Segment Start: Material for this exercise
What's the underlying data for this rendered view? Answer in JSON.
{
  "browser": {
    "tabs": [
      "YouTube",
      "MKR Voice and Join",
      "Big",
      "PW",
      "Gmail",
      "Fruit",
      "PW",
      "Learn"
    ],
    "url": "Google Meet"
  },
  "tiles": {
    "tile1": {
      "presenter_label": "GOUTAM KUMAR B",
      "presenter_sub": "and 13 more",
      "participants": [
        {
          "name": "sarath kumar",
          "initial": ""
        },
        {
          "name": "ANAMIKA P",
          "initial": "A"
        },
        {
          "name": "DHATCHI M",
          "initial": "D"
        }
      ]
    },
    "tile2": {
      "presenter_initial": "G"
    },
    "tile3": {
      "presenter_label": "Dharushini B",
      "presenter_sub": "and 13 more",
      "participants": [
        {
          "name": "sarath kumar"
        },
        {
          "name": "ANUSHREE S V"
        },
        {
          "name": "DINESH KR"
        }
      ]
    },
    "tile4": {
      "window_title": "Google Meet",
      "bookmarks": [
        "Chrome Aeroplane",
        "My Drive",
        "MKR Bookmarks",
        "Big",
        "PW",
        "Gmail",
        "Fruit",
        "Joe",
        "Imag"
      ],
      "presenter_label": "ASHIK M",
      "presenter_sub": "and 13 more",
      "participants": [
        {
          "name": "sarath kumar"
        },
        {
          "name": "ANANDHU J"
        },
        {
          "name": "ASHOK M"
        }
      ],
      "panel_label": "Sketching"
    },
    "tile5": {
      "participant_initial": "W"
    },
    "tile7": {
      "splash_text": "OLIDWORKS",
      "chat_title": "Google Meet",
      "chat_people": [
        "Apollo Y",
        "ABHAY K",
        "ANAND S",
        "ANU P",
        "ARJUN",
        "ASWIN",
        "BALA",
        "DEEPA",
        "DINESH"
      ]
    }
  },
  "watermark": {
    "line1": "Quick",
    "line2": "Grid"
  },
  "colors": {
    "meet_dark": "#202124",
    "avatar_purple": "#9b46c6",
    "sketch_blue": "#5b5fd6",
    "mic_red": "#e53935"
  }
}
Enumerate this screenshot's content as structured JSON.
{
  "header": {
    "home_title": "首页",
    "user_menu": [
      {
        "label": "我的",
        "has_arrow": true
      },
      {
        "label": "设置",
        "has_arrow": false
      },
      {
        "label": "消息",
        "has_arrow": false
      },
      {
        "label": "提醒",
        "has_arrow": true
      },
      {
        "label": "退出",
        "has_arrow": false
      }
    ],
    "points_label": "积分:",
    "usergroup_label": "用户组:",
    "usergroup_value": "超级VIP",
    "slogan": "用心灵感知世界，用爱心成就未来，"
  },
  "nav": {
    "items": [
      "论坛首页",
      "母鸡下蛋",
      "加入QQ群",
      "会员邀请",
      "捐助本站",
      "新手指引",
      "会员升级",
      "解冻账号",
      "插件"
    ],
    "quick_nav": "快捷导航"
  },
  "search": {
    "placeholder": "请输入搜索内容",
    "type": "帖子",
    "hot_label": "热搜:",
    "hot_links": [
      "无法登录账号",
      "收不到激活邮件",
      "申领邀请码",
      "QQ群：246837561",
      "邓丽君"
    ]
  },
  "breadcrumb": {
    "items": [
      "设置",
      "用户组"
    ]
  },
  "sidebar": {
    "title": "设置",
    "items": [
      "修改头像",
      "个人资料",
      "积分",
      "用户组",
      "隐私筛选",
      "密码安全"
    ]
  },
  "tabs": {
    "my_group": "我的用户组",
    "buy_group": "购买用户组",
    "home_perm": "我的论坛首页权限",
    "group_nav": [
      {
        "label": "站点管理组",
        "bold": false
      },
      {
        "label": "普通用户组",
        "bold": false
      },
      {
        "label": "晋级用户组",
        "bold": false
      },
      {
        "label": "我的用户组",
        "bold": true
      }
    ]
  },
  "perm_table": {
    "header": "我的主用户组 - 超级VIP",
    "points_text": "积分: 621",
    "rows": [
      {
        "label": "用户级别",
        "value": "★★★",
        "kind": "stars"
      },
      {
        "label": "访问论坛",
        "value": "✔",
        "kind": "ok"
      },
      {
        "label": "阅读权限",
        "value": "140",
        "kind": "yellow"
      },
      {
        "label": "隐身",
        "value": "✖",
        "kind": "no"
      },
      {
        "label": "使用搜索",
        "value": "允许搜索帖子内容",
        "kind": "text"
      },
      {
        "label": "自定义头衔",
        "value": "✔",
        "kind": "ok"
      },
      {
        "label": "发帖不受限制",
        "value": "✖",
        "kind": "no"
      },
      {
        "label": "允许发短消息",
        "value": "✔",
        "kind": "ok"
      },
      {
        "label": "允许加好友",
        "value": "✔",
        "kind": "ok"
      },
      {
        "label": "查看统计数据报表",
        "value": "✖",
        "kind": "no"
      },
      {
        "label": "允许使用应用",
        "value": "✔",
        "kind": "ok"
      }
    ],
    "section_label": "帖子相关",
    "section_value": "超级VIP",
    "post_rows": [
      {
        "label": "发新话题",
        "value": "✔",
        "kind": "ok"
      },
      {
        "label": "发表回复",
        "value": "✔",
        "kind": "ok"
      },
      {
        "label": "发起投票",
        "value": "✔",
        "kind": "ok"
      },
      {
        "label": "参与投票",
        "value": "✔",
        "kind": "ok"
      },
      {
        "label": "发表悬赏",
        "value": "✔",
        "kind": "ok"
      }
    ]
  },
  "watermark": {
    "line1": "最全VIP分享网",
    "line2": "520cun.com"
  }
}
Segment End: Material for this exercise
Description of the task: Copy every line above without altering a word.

Solution:
What's the underlying data for this rendered view? Answer in JSON.
{
  "browser": {
    "tabs": [
      "YouTube",
      "MKR Voice and Join",
      "Big",
      "PW",
      "Gmail",
      "Fruit",
      "PW",
      "Learn"
    ],
    "url": "Google Meet"
  },
  "tiles": {
    "tile1": {
      "presenter_label": "GOUTAM KUMAR B",
      "presenter_sub": "and 13 more",
      "participants": [
        {
          "name": "sarath kumar",
          "initial": ""
        },
        {
          "name": "ANAMIKA P",
          "initial": "A"
        },
        {
          "name": "DHATCHI M",
          "initial": "D"
        }
      ]
    },
    "tile2": {
      "presenter_initial": "G"
    },
    "tile3": {
      "presenter_label": "Dharushini B",
      "presenter_sub": "and 13 more",
      "participants": [
        {
          "name": "sarath kumar"
        },
        {
          "name": "ANUSHREE S V"
        },
        {
          "name": "DINESH KR"
        }
      ]
    },
    "tile4": {
      "window_title": "Google Meet",
      "bookmarks": [
        "Chrome Aeroplane",
        "My Drive",
        "MKR Bookmarks",
        "Big",
        "PW",
        "Gmail",
        "Fruit",
        "Joe",
        "Imag"
      ],
      "presenter_label": "ASHIK M",
      "presenter_sub": "and 13 more",
      "participants": [
        {
          "name": "sarath kumar"
        },
        {
          "name": "ANANDHU J"
        },
        {
          "name": "ASHOK M"
        }
      ],
      "panel_label": "Sketching"
    },
    "tile5": {
      "participant_initial": "W"
    },
    "tile7": {
      "splash_text": "OLIDWORKS",
      "chat_title": "Google Meet",
      "chat_people": [
        "Apollo Y",
        "ABHAY K",
        "ANAND S",
        "ANU P",
        "ARJUN",
        "ASWIN",
        "BALA",
        "DEEPA",
        "DINESH"
      ]
    }
  },
  "watermark": {
    "line1": "Quick",
    "line2": "Grid"
  },
  "colors": {
    "meet_dark": "#202124",
    "avatar_purple": "#9b46c6",
    "sketch_blue": "#5b5fd6",
    "mic_red": "#e53935"
  }
}
Enumerate this screenshot's content as structured JSON.
{
  "header": {
    "home_title": "首页",
    "user_menu": [
      {
        "label": "我的",
        "has_arrow": true
      },
      {
        "label": "设置",
        "has_arrow": false
      },
      {
        "label": "消息",
        "has_arrow": false
      },
      {
        "label": "提醒",
        "has_arrow": true
      },
      {
        "label": "退出",
        "has_arrow": false
      }
    ],
    "points_label": "积分:",
    "usergroup_label": "用户组:",
    "usergroup_value": "超级VIP",
    "slogan": "用心灵感知世界，用爱心成就未来，"
  },
  "nav": {
    "items": [
      "论坛首页",
      "母鸡下蛋",
      "加入QQ群",
      "会员邀请",
      "捐助本站",
      "新手指引",
      "会员升级",
      "解冻账号",
      "插件"
    ],
    "quick_nav": "快捷导航"
  },
  "search": {
    "placeholder": "请输入搜索内容",
    "type": "帖子",
    "hot_label": "热搜:",
    "hot_links": [
      "无法登录账号",
      "收不到激活邮件",
      "申领邀请码",
      "QQ群：246837561",
      "邓丽君"
    ]
  },
  "breadcrumb": {
    "items": [
      "设置",
      "用户组"
    ]
  },
  "sidebar": {
    "title": "设置",
    "items": [
      "修改头像",
      "个人资料",
      "积分",
      "用户组",
      "隐私筛选",
      "密码安全"
    ]
  },
  "tabs": {
    "my_group": "我的用户组",
    "buy_group": "购买用户组",
    "home_perm": "我的论坛首页权限",
    "group_nav": [
      {
        "label": "站点管理组",
        "bold": false
      },
      {
        "label": "普通用户组",
        "bold": false
      },
      {
        "label": "晋级用户组",
        "bold": false
      },
      {
        "label": "我的用户组",
        "bold": true
      }
    ]
  },
  "perm_table": {
    "header": "我的主用户组 - 超级VIP",
    "points_text": "积分: 621",
    "rows": [
      {
        "label": "用户级别",
        "value": "★★★",
        "kind": "stars"
      },
      {
        "label": "访问论坛",
        "value": "✔",
        "kind": "ok"
      },
      {
        "label": "阅读权限",
        "value": "140",
        "kind": "yellow"
      },
      {
        "label": "隐身",
        "value": "✖",
        "kind": "no"
      },
      {
        "label": "使用搜索",
        "value": "允许搜索帖子内容",
        "kind": "text"
      },
      {
        "label": "自定义头衔",
        "value": "✔",
        "kind": "ok"
      },
      {
        "label": "发帖不受限制",
        "value": "✖",
        "kind": "no"
      },
      {
        "label": "允许发短消息",
        "value": "✔",
        "kind": "ok"
      },
      {
        "label": "允许加好友",
        "value": "✔",
        "kind": "ok"
      },
      {
        "label": "查看统计数据报表",
        "value": "✖",
        "kind": "no"
      },
      {
        "label": "允许使用应用",
        "value": "✔",
        "kind": "ok"
      }
    ],
    "section_label": "帖子相关",
    "section_value": "超级VIP",
    "post_rows": [
      {
        "label": "发新话题",
        "value": "✔",
        "kind": "ok"
      },
      {
        "label": "发表回复",
        "value": "✔",
        "kind": "ok"
      },
      {
        "label": "发起投票",
        "value": "✔",
        "kind": "ok"
      },
      {
        "label": "参与投票",
        "value": "✔",
        "kind": "ok"
      },
      {
        "label": "发表悬赏",
        "value": "✔",
        "kind": "ok"
      }
    ]
  },
  "watermark": {
    "line1": "最全VIP分享网",
    "line2": "520cun.com"
  }
}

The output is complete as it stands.